NOTE: The author of this briefing note is Tim Knox, Director of the Centre for Policy Studies. Data supplied by Savills Research.
Tim Knox, Director of the Centre for Policy Studies, commented:
“The most recent attempt to introduce a wealth tax was made by Denis Healey in 1976. In a memo marked “secret”, HM Treasury then advised that the proposed wealth tax “would produce little revenue, be extremely difficult to administer and risk serious damage to the economy”. Denis Healey later noted that: “We had committed ourselves to a Wealth Tax: but in five years I found it impossible to draft one which would yield enough revenue to be worth the administrative cost and political hassle.” We now have the extraordinary spectacle of a Conservative-led Government considering the possibility of introducing a tax dismissed as unworkable 36 years ago by a Labour Government.”
Lucian Cook, Director of Residential Research at Savills, and author of Taxing Mansions (published by the CPS earlier this year) commented:
“‘The common perception is that owners of high value homes pay a disproportionately low level of taxes. Our analysis suggests quite the contrary, especially given the recent changes to the stamp duty land tax regime. A mansion tax, with a fixed threshold, would distort market dynamics and really create a threshold at the £2 million mark. And at a human level, it would hurt those cash-poor long-term owners whose homes fall into the so-called ‘mansion’ bracket only by dint of house price increases."
Liberal Democrat Leader Nick Clegg's calls for the tax and the CPS argument against were outlined in a Bloomberg news article. Mayor of London Boris Johnson has since had his say on the issue: "I Iike Nick Clegg but... He knows it. I know it. The idea of a mansion tax is crazy."
Several prominent commentators cited the facts and arguments outlined in the briefing note:
Simon Jenkins, The Guardian: Council tax: the easy way to make mansion-dwellers pay
Allister Heath, The Telegraph: If you want the rich to pay more tax, let them grow even richer
Fraser Nelson, The Telegraph: Won’t George Osborne learn the lesson?
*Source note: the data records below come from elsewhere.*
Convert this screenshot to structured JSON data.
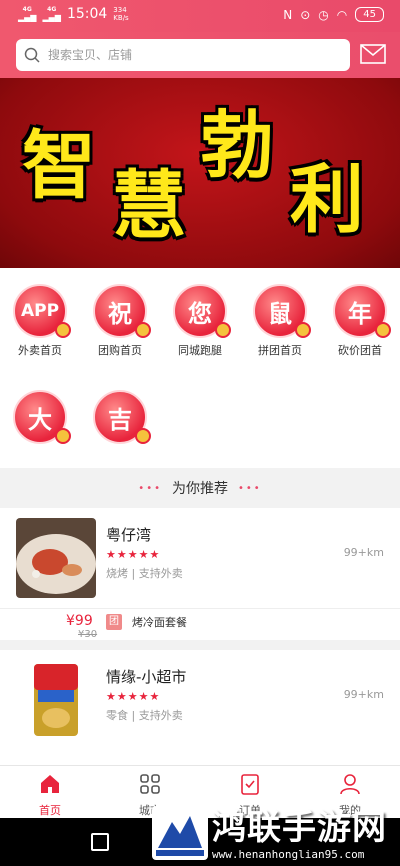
{
  "status_bar": {
    "net1": "4G",
    "net2": "4G",
    "time": "15:04",
    "speed": "334",
    "speed_unit": "KB/s",
    "battery": "45"
  },
  "search": {
    "placeholder": "搜索宝贝、店铺"
  },
  "banner": {
    "chars": [
      "智",
      "慧",
      "勃",
      "利"
    ]
  },
  "categories": [
    {
      "icon_text": "APP",
      "label": "外卖首页"
    },
    {
      "icon_text": "祝",
      "label": "团购首页"
    },
    {
      "icon_text": "您",
      "label": "同城跑腿"
    },
    {
      "icon_text": "鼠",
      "label": "拼团首页"
    },
    {
      "icon_text": "年",
      "label": "砍价团首"
    },
    {
      "icon_text": "大",
      "label": ""
    },
    {
      "icon_text": "吉",
      "label": ""
    }
  ],
  "recommend": {
    "dots": "•••",
    "title": "为你推荐"
  },
  "shops": [
    {
      "name": "粤仔湾",
      "stars": "★★★★★",
      "tags": "烧烤 | 支持外卖",
      "distance": "99+km",
      "deal": {
        "price": "¥99",
        "old_price": "¥30",
        "badge": "团",
        "name": "烤冷面套餐"
      }
    },
    {
      "name": "情缘-小超市",
      "stars": "★★★★★",
      "tags": "零食 | 支持外卖",
      "distance": "99+km"
    }
  ],
  "tabs": [
    {
      "label": "首页",
      "icon": "home-icon"
    },
    {
      "label": "城市",
      "icon": "grid-icon"
    },
    {
      "label": "订单",
      "icon": "clipboard-icon"
    },
    {
      "label": "我的",
      "icon": "user-icon"
    }
  ],
  "watermark": {
    "title": "鸿联手游网",
    "url": "www.henanhonglian95.com"
  },
  "colors": {
    "brand": "#e94a6a",
    "accent": "#e8243c",
    "banner_text": "#ffe81a"
  }
}
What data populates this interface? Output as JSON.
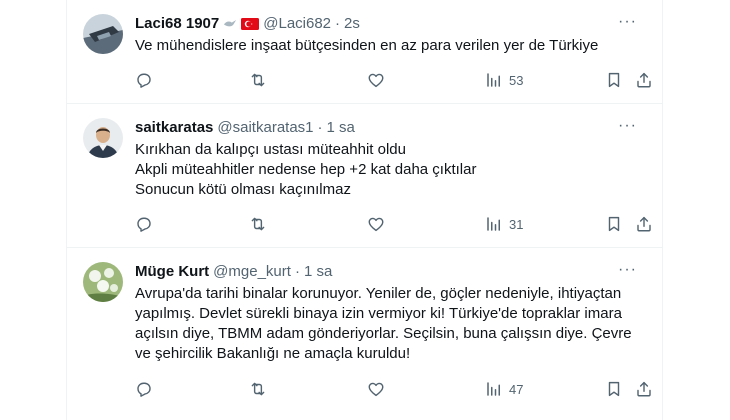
{
  "tweets": [
    {
      "name": "Laci68 1907",
      "handle": "@Laci682",
      "time": "2s",
      "text_lines": [
        "Ve mühendislere inşaat bütçesinden en az para verilen yer de Türkiye"
      ],
      "views": "53"
    },
    {
      "name": "saitkaratas",
      "handle": "@saitkaratas1",
      "time": "1 sa",
      "text_lines": [
        "Kırıkhan da kalıpçı ustası müteahhit oldu",
        "Akpli müteahhitler nedense hep +2 kat daha çıktılar",
        "Sonucun kötü olması kaçınılmaz"
      ],
      "views": "31"
    },
    {
      "name": "Müge Kurt",
      "handle": "@mge_kurt",
      "time": "1 sa",
      "text_lines": [
        "Avrupa'da tarihi binalar korunuyor. Yeniler de, göçler nedeniyle, ihtiyaçtan",
        "yapılmış. Devlet sürekli binaya izin vermiyor ki! Türkiye'de topraklar imara",
        "açılsın diye, TBMM adam gönderiyorlar. Seçilsin, buna çalışsın diye. Çevre",
        "ve şehircilik Bakanlığı ne amaçla kuruldu!"
      ],
      "views": "47"
    }
  ],
  "dot": "·",
  "more_glyph": "···",
  "colors": {
    "text": "#0f1419",
    "muted": "#536471",
    "divider": "#eff3f4",
    "flag": "#e30a17"
  }
}
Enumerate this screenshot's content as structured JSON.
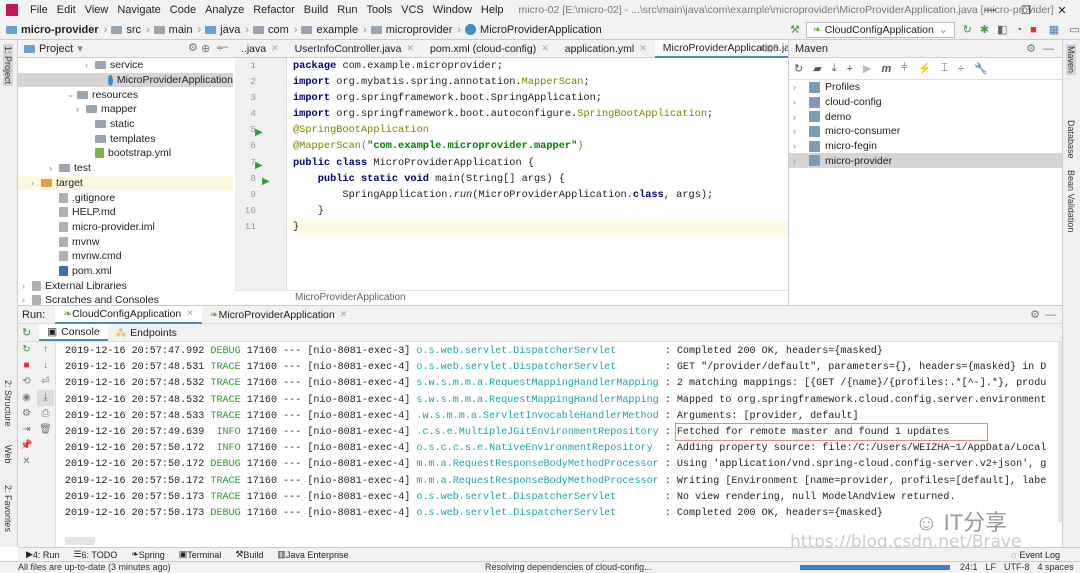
{
  "window": {
    "title": "micro-02 [E:\\micro-02] - ...\\src\\main\\java\\com\\example\\microprovider\\MicroProviderApplication.java [micro-provider]",
    "minimize": "—",
    "restore": "❐",
    "close": "✕"
  },
  "menu": [
    "File",
    "Edit",
    "View",
    "Navigate",
    "Code",
    "Analyze",
    "Refactor",
    "Build",
    "Run",
    "Tools",
    "VCS",
    "Window",
    "Help"
  ],
  "breadcrumb": [
    "micro-provider",
    "src",
    "main",
    "java",
    "com",
    "example",
    "microprovider",
    "MicroProviderApplication"
  ],
  "run_config": {
    "selected": "CloudConfigApplication"
  },
  "project": {
    "title": "Project",
    "side_tab": "1: Project",
    "tree": [
      {
        "label": "service",
        "indent": 7,
        "arrow": "›",
        "icon": "folder"
      },
      {
        "label": "MicroProviderApplication",
        "indent": 9,
        "arrow": "",
        "icon": "class",
        "selected": true
      },
      {
        "label": "resources",
        "indent": 5,
        "arrow": "⌄",
        "icon": "folder"
      },
      {
        "label": "mapper",
        "indent": 6,
        "arrow": "›",
        "icon": "folder"
      },
      {
        "label": "static",
        "indent": 7,
        "arrow": "",
        "icon": "folder"
      },
      {
        "label": "templates",
        "indent": 7,
        "arrow": "",
        "icon": "folder"
      },
      {
        "label": "bootstrap.yml",
        "indent": 7,
        "arrow": "",
        "icon": "yml"
      },
      {
        "label": "test",
        "indent": 3,
        "arrow": "›",
        "icon": "folder"
      },
      {
        "label": "target",
        "indent": 1,
        "arrow": "›",
        "icon": "folder-orange",
        "highlight": true
      },
      {
        "label": ".gitignore",
        "indent": 3,
        "arrow": "",
        "icon": "file"
      },
      {
        "label": "HELP.md",
        "indent": 3,
        "arrow": "",
        "icon": "file"
      },
      {
        "label": "micro-provider.iml",
        "indent": 3,
        "arrow": "",
        "icon": "file"
      },
      {
        "label": "mvnw",
        "indent": 3,
        "arrow": "",
        "icon": "file"
      },
      {
        "label": "mvnw.cmd",
        "indent": 3,
        "arrow": "",
        "icon": "file"
      },
      {
        "label": "pom.xml",
        "indent": 3,
        "arrow": "",
        "icon": "maven"
      },
      {
        "label": "External Libraries",
        "indent": 0,
        "arrow": "›",
        "icon": "lib"
      },
      {
        "label": "Scratches and Consoles",
        "indent": 0,
        "arrow": "›",
        "icon": "lib"
      }
    ]
  },
  "editor": {
    "tabs": [
      {
        "label": "..java",
        "active": false
      },
      {
        "label": "UserInfoController.java",
        "active": false
      },
      {
        "label": "pom.xml (cloud-config)",
        "active": false
      },
      {
        "label": "application.yml",
        "active": false
      },
      {
        "label": "MicroProviderApplication.jav",
        "active": true
      }
    ],
    "tabs_overflow": "5",
    "line_numbers": [
      "1",
      "2",
      "3",
      "4",
      "5",
      "6",
      "7",
      "8",
      "9",
      "10",
      "11"
    ],
    "code": [
      [
        [
          "package ",
          "kw"
        ],
        [
          "com.example.microprovider;",
          ""
        ]
      ],
      [
        [
          "import ",
          "kw"
        ],
        [
          "org.mybatis.spring.annotation.",
          ""
        ],
        [
          "MapperScan",
          "an"
        ],
        [
          ";",
          ""
        ]
      ],
      [
        [
          "import ",
          "kw"
        ],
        [
          "org.springframework.boot.SpringApplication;",
          ""
        ]
      ],
      [
        [
          "import ",
          "kw"
        ],
        [
          "org.springframework.boot.autoconfigure.",
          ""
        ],
        [
          "SpringBootApplication",
          "an"
        ],
        [
          ";",
          ""
        ]
      ],
      [
        [
          "@SpringBootApplication",
          "an"
        ]
      ],
      [
        [
          "@MapperScan(",
          "an"
        ],
        [
          "\"com.example.microprovider.mapper\"",
          "st"
        ],
        [
          ")",
          "an"
        ]
      ],
      [
        [
          "public class ",
          "kw"
        ],
        [
          "MicroProviderApplication {",
          ""
        ]
      ],
      [
        [
          "    public static void ",
          "kw"
        ],
        [
          "main(String[] args) {",
          ""
        ]
      ],
      [
        [
          "        SpringApplication.",
          ""
        ],
        [
          "run",
          "it"
        ],
        [
          "(MicroProviderApplication.",
          ""
        ],
        [
          "class",
          "kw"
        ],
        [
          ", args);",
          ""
        ]
      ],
      [
        [
          "    }",
          ""
        ]
      ],
      [
        [
          "}",
          ""
        ]
      ]
    ],
    "current_line": 11,
    "breadcrumb": "MicroProviderApplication"
  },
  "maven": {
    "title": "Maven",
    "items": [
      {
        "label": "Profiles"
      },
      {
        "label": "cloud-config"
      },
      {
        "label": "demo"
      },
      {
        "label": "micro-consumer"
      },
      {
        "label": "micro-fegin"
      },
      {
        "label": "micro-provider",
        "selected": true
      }
    ]
  },
  "right_tabs": [
    "Maven",
    "Database",
    "Bean Validation"
  ],
  "left_tabs": [
    "2: Structure",
    "Web",
    "2: Favorites"
  ],
  "run": {
    "label": "Run:",
    "tabs": [
      {
        "label": "CloudConfigApplication",
        "active": true
      },
      {
        "label": "MicroProviderApplication",
        "active": false
      }
    ],
    "subtabs": [
      "Console",
      "Endpoints"
    ],
    "log": [
      [
        "2019-12-16 20:57:47.992",
        "DEBUG",
        "17160",
        "[nio-8081-exec-3]",
        "o.s.web.servlet.DispatcherServlet       ",
        ": Completed 200 OK, headers={masked}"
      ],
      [
        "2019-12-16 20:57:48.531",
        "TRACE",
        "17160",
        "[nio-8081-exec-4]",
        "o.s.web.servlet.DispatcherServlet       ",
        ": GET \"/provider/default\", parameters={}, headers={masked} in D"
      ],
      [
        "2019-12-16 20:57:48.532",
        "TRACE",
        "17160",
        "[nio-8081-exec-4]",
        "s.w.s.m.m.a.RequestMappingHandlerMapping",
        ": 2 matching mappings: [{GET /{name}/{profiles:.*[^-].*}, produ"
      ],
      [
        "2019-12-16 20:57:48.532",
        "TRACE",
        "17160",
        "[nio-8081-exec-4]",
        "s.w.s.m.m.a.RequestMappingHandlerMapping",
        ": Mapped to org.springframework.cloud.config.server.environment"
      ],
      [
        "2019-12-16 20:57:48.533",
        "TRACE",
        "17160",
        "[nio-8081-exec-4]",
        ".w.s.m.m.a.ServletInvocableHandlerMethod",
        ": Arguments: [provider, default]"
      ],
      [
        "2019-12-16 20:57:49.639",
        " INFO",
        "17160",
        "[nio-8081-exec-4]",
        ".c.s.e.MultipleJGitEnvironmentRepository",
        ": Fetched for remote master and found 1 updates"
      ],
      [
        "2019-12-16 20:57:50.172",
        " INFO",
        "17160",
        "[nio-8081-exec-4]",
        "o.s.c.c.s.e.NativeEnvironmentRepository ",
        ": Adding property source: file:/C:/Users/WEIZHA~1/AppData/Local"
      ],
      [
        "2019-12-16 20:57:50.172",
        "DEBUG",
        "17160",
        "[nio-8081-exec-4]",
        "m.m.a.RequestResponseBodyMethodProcessor",
        ": Using 'application/vnd.spring-cloud.config-server.v2+json', g"
      ],
      [
        "2019-12-16 20:57:50.172",
        "TRACE",
        "17160",
        "[nio-8081-exec-4]",
        "m.m.a.RequestResponseBodyMethodProcessor",
        ": Writing [Environment [name=provider, profiles=[default], labe"
      ],
      [
        "2019-12-16 20:57:50.173",
        "TRACE",
        "17160",
        "[nio-8081-exec-4]",
        "o.s.web.servlet.DispatcherServlet       ",
        ": No view rendering, null ModelAndView returned."
      ],
      [
        "2019-12-16 20:57:50.173",
        "DEBUG",
        "17160",
        "[nio-8081-exec-4]",
        "o.s.web.servlet.DispatcherServlet       ",
        ": Completed 200 OK, headers={masked}"
      ]
    ]
  },
  "bottom_tools": [
    "4: Run",
    "6: TODO",
    "Spring",
    "Terminal",
    "Build",
    "Java Enterprise"
  ],
  "event_log": "Event Log",
  "status": {
    "left": "All files are up-to-date (3 minutes ago)",
    "center": "Resolving dependencies of cloud-config...",
    "position": "24:1",
    "line_sep": "LF",
    "encoding": "UTF-8",
    "indent": "4 spaces"
  },
  "watermark": "https://blog.csdn.net/Brave_",
  "logo_text": "IT分享"
}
Wealth taxes simply don’t work
Allister Heath, City A.M.: The Liberal Democrats’ attack on middle class will backfire
Fraser Nelson, Coffee House: The dangerous attraction of wealth taxes
The CPS has been making the case against the Mansion Tax since the publication of Lucian Cook's initial report 'Taxing Mansions: the taxation of high value residential property' in March.